Tumithak of the Corridors by Charles R. Tanner. Something of a classic from the pulp era Science Fiction (indeed, I first read it a number of years ago in the Isaac Asimov edited anthology ‘Before the Golden Age’) Tumithak of the Corridors (1932) is the first of Tanner’s Tumithak Quartet – a tale of derring-do set on a future earth where the alien Shelks (human-headed spider creatures from Venus) have conquered the world and driven humanity underground into the Corridors of the title. Our hero, Tumithak, is determined to kill a Shelk and prove both his manhood and that these creatures can be defeated.
Swiftly paced in the pulp style, this short novella packs a lot into its narrative – even if the writing might seem a little stilted to a modern audience – there are fights with rival underground tribes, with savage dog packs and, of course, a life-or-death struggle with a hideous Shelk. Even given the limitations of early sf, Tanner paints a vivid picture of a dark future (one where surface-dwelling humans are ‘farmed’ by the Shelks for food in scenes that prefigure some of the stranger moments in Harlan Ellison’s A Boy and His Dog or John Boorman’s effete aristocrats in the very surreal and much maligned Zardoz) and his hero is everything you might expect, strong, resourceful and handsome. Good fun if you’re in the mood for a bit of good ol’ retro SF.
Cham of the Hills by Charles R. Tanner. Another far-future tale from Charles R Tanner, Cham of the Hills is a post-apocalyptic sword and sorcery tale set in the city of Niarc. Niarc is, of course, a futuristic New York and Tanner delights in some subtle and not-so-subtle wordplay of this kind throughout the narrative (Harling is Harlem, Bru-Kaleen is Brooklyn Behostun is Boston, Fidefya is Philadelphia and so on). It’s a slight enough story, involving the rescue of a hostage noble, but a good enough example of early post-holocaust sf. A word of warning, though, the often casual racism of the time in which it was written (1942) comes to the fore a few times but the story does contain some imaginative gems for all its brevity and lack of narrative sophistication.

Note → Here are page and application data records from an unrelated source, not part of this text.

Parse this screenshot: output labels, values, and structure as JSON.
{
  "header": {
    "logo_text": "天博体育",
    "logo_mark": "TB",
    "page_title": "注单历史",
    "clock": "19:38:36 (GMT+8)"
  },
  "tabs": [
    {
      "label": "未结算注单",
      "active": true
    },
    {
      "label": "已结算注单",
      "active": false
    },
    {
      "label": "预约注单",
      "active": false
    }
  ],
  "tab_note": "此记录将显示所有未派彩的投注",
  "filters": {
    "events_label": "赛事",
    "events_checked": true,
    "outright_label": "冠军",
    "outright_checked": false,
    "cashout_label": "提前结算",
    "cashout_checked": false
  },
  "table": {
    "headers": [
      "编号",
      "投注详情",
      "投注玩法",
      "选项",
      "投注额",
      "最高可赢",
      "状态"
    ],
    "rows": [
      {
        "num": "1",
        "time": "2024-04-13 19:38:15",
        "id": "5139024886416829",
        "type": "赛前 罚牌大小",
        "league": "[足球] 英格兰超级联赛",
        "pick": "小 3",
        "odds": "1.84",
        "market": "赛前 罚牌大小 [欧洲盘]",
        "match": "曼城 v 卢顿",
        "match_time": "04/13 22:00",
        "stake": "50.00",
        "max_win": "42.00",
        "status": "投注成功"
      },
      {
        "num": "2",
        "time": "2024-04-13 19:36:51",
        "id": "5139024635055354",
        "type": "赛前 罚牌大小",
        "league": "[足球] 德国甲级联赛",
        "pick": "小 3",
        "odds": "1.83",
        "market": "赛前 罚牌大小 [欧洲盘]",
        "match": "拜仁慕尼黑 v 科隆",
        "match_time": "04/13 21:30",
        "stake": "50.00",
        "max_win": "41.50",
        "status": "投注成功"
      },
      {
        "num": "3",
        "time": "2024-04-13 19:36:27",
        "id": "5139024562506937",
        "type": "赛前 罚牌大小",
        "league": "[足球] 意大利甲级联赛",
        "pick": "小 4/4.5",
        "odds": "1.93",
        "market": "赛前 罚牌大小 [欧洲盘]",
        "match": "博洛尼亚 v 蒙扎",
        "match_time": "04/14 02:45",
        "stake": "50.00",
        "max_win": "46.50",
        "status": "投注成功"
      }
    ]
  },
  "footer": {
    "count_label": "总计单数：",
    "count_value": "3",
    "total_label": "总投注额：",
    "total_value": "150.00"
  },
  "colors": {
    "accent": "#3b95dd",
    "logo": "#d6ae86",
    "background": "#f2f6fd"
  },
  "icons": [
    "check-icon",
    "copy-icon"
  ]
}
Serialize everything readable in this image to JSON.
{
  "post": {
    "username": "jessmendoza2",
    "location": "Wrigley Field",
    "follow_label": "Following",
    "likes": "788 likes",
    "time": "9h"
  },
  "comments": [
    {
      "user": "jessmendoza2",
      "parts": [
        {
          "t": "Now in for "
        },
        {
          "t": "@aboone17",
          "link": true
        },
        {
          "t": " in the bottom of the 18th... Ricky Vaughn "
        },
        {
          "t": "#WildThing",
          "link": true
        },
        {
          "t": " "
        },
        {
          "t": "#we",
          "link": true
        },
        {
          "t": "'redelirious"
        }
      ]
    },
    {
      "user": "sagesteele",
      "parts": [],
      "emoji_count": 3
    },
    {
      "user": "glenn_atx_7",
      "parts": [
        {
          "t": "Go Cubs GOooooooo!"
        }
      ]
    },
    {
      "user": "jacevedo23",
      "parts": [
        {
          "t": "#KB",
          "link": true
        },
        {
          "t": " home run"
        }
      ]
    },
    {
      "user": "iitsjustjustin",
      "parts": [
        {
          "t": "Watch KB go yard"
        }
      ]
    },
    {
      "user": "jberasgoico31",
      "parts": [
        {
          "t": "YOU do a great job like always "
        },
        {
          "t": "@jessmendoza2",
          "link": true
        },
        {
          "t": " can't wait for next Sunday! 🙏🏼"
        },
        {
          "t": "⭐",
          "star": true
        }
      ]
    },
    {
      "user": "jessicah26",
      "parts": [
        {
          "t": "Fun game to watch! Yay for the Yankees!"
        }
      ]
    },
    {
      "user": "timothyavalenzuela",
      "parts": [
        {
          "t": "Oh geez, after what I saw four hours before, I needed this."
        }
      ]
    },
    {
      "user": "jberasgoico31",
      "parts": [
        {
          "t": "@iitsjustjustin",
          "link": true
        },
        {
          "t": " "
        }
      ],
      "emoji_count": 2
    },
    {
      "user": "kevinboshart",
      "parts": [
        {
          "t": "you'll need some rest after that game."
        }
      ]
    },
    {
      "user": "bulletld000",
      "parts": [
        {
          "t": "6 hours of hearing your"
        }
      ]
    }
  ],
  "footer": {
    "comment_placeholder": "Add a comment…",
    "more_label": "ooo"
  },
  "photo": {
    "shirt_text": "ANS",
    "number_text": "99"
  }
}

Flashing Swords Ezine. A few years ago there was something of a revival of sword and sorcery, spearheaded by Flashing Swords – an ezine initially edited by Howard Andrew Jones before he moved on to Black Gate – named after the Lin Carter S&S anthologies of the 1970s. Like Carter’s series, Flashing Swords pretty much did what it said on the tin and provided sword and sorcery fiction from a number of up and coming writers, some of whom have since gone on to bigger and better things. The online issues are still available (via links from G.W Thomas’ indispensable Reader’s Guide to Sword and Sorcery) and I’ve been working my way through them recently. Quality varies from story to story and writer to writer, but there are a few gems to be found for the s&s enthusiast and none are less than readable.
Also on the Pile:
The 100th Millennium by John Brunner. John Brunner takes a stab at The Dying Earth and makes a pretty good job of it.
Carmilla by Sheridan Le Fanu. Atmospheric and sexually charged vampire fiction from the Gothic era, a major influence on Dracula and numerous Hammer movies of the 1970s.
The Conan Saga by Robert E. Howard, Lin Carter, L, Sprague de Camp and Bjorn Nyberg. It goes without saying that ‘pure’ Conan is best (ie: those written by Howard and left untouched by other hands) but some of the pastiches and re-writes are not without their charms (even if it is heresy to express such an opinion) particularly if you are in the mood for some straightforward barbarian sword and sorcery.